One of the B.C. Liberal government's most vocal natural-resource-industry advocates plans to stay on the job.
In an interview this morning on The Early Edition on CBC Radio, Energy and Mines Minister Bill Bennett said he has no plans to quit in the wake of a devastating auditor general's report on regulation of the mining industry.
"The auditor general didn't call for me to resign," Bennett said on the air.
Auditor General Carol Bellringer wrote that "almost every one of our expectations for a robust compliance and enforcement program within the MEM [Ministry of Energy and Mines] and MoE [Ministry of Environment] were not met".
"The ministries have not publicly disclosed the limitations with their compliance and enforcement programs, increasing environmental risks, and government's ability to protect the environment," Bellringer concluded.
She added that "these risks became a reality and disaster occurred when the tailings dam at Mount Polley failed", which resulted in approximately 25 million cubic metres of wastewater moving into the water system, contaminating drinking water for a while in the town of Likely.
B.C. NDP Leader John Horgan has called on Premier Christy Clark to fire Bennett.
“This report is a scathing condemnation of Bill Bennett’s tenure as minister," Horgan said in a statement. "The auditor general concludes that the ministry’s lack of oversight directly led to the breach at Mount Polley. She has judged the minister in the harshest possible terms."
Bennett, however, told CBC Radio that Bellringer's office conducted "a performance audit".
"This was not an investigation into what caused the acccident at Mount Polley," he said.
Bennett cited last year's independent review, which concluded the breach in the tailings-pond dam resulted from a failure in the foundation of the embankment. This went undetected for years.
The independent review also noted that the "failure was triggered by construction of the downstream rockfill zone at a steep slope".
Bennett is the B.C. Liberal MLA for East Kootenay, which is home to several coal mines.
Bellringer recommended that the government remove its mining compliance and enforcement program from the Ministry of Energy and Mines.

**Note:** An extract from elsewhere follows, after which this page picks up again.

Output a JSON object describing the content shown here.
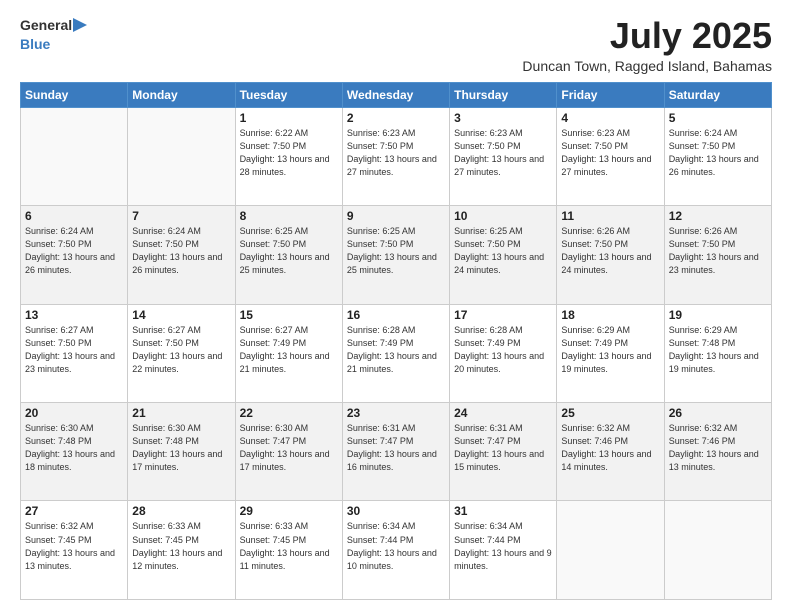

In her view, this would address an "irreconcilable conflict" between the ministry role in promoting the mining industry and its role as a regulator. Bellringer concluded that the Ministry of Energy and Mines "is at risk of regulatory capture".
Bennett told CBC Radio that the government is considering having a "separate board" to oversee compliance, which would be "accountable" to the deputy minister of mines, the deputy minister of the environment, and the associate deputy minister for the Environmental Assessment Office.

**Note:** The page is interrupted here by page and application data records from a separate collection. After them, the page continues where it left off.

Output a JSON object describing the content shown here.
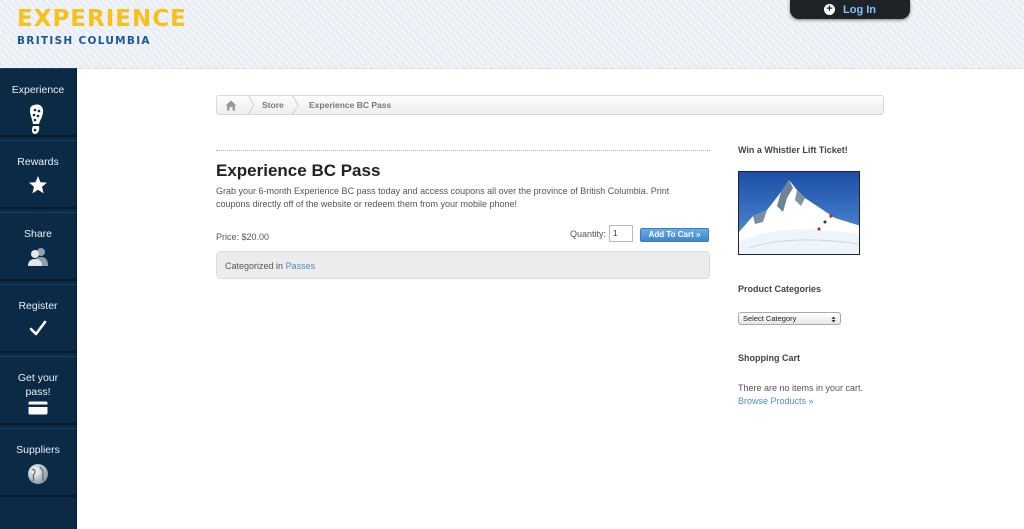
{
  "header": {
    "logo_line1": "EXPERIENCE",
    "logo_line2": "BRITISH COLUMBIA",
    "login_label": "Log In",
    "login_icon": "plus-circle-icon"
  },
  "sidebar": {
    "items": [
      {
        "label": "Experience",
        "icon": "boot-print-icon"
      },
      {
        "label": "Rewards",
        "icon": "star-icon"
      },
      {
        "label": "Share",
        "icon": "people-icon"
      },
      {
        "label": "Register",
        "icon": "checkmark-icon"
      },
      {
        "label": "Get your pass!",
        "icon": "credit-card-icon"
      },
      {
        "label": "Suppliers",
        "icon": "globe-icon"
      }
    ]
  },
  "breadcrumb": {
    "home_icon": "home-icon",
    "items": [
      "Store",
      "Experience BC Pass"
    ]
  },
  "product": {
    "title": "Experience BC Pass",
    "description": "Grab your 6-month Experience BC pass today and access coupons all over the province of British Columbia. Print coupons directly off of the website or redeem them from your mobile phone!",
    "price": "Price: $20.00",
    "quantity_label": "Quantity:",
    "quantity_value": "1",
    "add_to_cart_label": "Add To Cart »",
    "categorized_prefix": "Categorized in",
    "category_link": "Passes"
  },
  "right_sidebar": {
    "promo_heading": "Win a Whistler Lift Ticket!",
    "categories_heading": "Product Categories",
    "category_select_value": "Select Category",
    "cart_heading": "Shopping Cart",
    "cart_empty_text": "There are no items in your cart.",
    "browse_link": "Browse Products »"
  },
  "colors": {
    "sidebar_bg": "#0b2a45",
    "logo_yellow": "#f6c11b",
    "logo_blue": "#1c5896",
    "link_blue": "#4d8cc9",
    "button_blue": "#3c86cc"
  }
}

"People who work in compliance and enforcement don't promote mining," Bennett insisted to CBC Radio host Rick Cluff. "That's not their job."
The auditor general included 16 other recommendations, including that the government "review its security mechanisms to ensure taxpayers are safeguarded from the costs of an environmental disaster".
In addition, Bellringer urged the government to publicly report "results and trends of all mining compliance and enforcement activities" and the "estimated liability and the security held for each mine".
Meanwhile, the Wilderness Committee issued a statement yesterday calling on the B.C. government to implement all of Bellringer's recommendations.
“The most important aspect is the urgent need for the compliance and enforcement program to be an independent unit from the Ministry of Energy and Mines,” said Wilderness Committee national policy director Gwen Barlee.